She was there, turned into a fairy, flying about in the room. I could sniff blood around, and taste it on my lips as well, a salty taste; and then I woke up.

“Too much whisky, eh?”

“No, not much. That was only a quarter.”

“Yeah, and you’ve slept for four hours, on my bed, alone.”

“What?”

“Yeah. I’ve got a message from the headquarters. You are to be killed.”

“What?”

“Can’t you hear me, boy?”

“I can.”

“Good then. But I am not gonna kill you, so soon at least. Tell me what you know of this business.”

“What?”

“Tell me what you know.”

“Nothing. I thought you were to break it to me.”

“Yeah. Too late though.”

“You know I can’t understand a penny of what you speak right now.”

“You’ve got a new life boy.
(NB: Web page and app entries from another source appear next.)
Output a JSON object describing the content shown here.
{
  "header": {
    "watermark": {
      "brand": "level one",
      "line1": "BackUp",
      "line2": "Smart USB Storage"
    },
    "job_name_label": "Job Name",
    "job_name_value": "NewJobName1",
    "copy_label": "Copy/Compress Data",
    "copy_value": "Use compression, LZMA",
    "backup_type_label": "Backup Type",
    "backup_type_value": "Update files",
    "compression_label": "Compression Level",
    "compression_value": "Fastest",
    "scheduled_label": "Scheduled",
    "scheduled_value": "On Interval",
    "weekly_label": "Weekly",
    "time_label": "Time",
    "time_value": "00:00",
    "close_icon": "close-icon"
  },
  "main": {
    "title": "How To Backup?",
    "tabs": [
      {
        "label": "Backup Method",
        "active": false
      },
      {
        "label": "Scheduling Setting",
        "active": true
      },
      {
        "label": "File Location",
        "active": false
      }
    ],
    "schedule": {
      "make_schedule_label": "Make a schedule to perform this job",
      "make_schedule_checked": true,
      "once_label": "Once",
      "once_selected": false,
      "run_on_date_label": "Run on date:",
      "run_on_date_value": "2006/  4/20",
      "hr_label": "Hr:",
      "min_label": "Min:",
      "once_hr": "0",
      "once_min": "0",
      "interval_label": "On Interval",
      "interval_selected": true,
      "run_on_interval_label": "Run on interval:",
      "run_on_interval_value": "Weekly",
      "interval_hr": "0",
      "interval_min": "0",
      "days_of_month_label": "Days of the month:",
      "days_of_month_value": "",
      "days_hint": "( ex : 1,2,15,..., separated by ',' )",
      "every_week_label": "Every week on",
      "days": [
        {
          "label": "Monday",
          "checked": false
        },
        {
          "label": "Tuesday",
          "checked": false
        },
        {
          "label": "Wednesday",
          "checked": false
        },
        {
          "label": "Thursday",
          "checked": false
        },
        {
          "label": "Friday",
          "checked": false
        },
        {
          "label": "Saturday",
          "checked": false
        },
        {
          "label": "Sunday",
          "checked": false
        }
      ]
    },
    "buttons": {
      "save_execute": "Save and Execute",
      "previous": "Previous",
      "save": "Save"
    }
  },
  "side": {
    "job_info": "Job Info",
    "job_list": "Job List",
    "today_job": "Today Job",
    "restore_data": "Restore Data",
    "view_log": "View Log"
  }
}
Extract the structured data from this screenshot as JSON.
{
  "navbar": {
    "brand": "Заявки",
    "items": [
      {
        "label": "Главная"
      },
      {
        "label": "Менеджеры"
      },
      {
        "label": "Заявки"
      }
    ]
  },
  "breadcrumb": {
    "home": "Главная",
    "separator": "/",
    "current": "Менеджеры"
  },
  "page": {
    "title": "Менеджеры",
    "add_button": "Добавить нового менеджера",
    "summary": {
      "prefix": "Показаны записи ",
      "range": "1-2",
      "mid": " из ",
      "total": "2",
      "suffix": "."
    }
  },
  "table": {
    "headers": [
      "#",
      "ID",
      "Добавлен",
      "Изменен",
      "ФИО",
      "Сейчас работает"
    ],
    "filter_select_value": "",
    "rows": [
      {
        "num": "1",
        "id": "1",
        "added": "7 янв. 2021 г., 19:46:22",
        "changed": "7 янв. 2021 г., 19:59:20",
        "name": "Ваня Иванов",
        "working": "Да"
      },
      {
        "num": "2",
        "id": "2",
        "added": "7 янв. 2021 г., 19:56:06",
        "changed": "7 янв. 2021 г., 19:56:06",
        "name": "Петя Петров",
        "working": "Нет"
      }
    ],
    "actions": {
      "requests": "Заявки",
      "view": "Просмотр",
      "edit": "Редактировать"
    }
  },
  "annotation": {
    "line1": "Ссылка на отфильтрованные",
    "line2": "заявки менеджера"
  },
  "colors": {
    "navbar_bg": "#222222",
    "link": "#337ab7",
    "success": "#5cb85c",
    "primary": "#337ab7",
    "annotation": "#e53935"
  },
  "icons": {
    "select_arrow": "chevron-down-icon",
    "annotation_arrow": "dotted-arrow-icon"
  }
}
A new name, a new identity.”

“What?”

“Stay here, and you will know soon. Bye.”

“Bye.”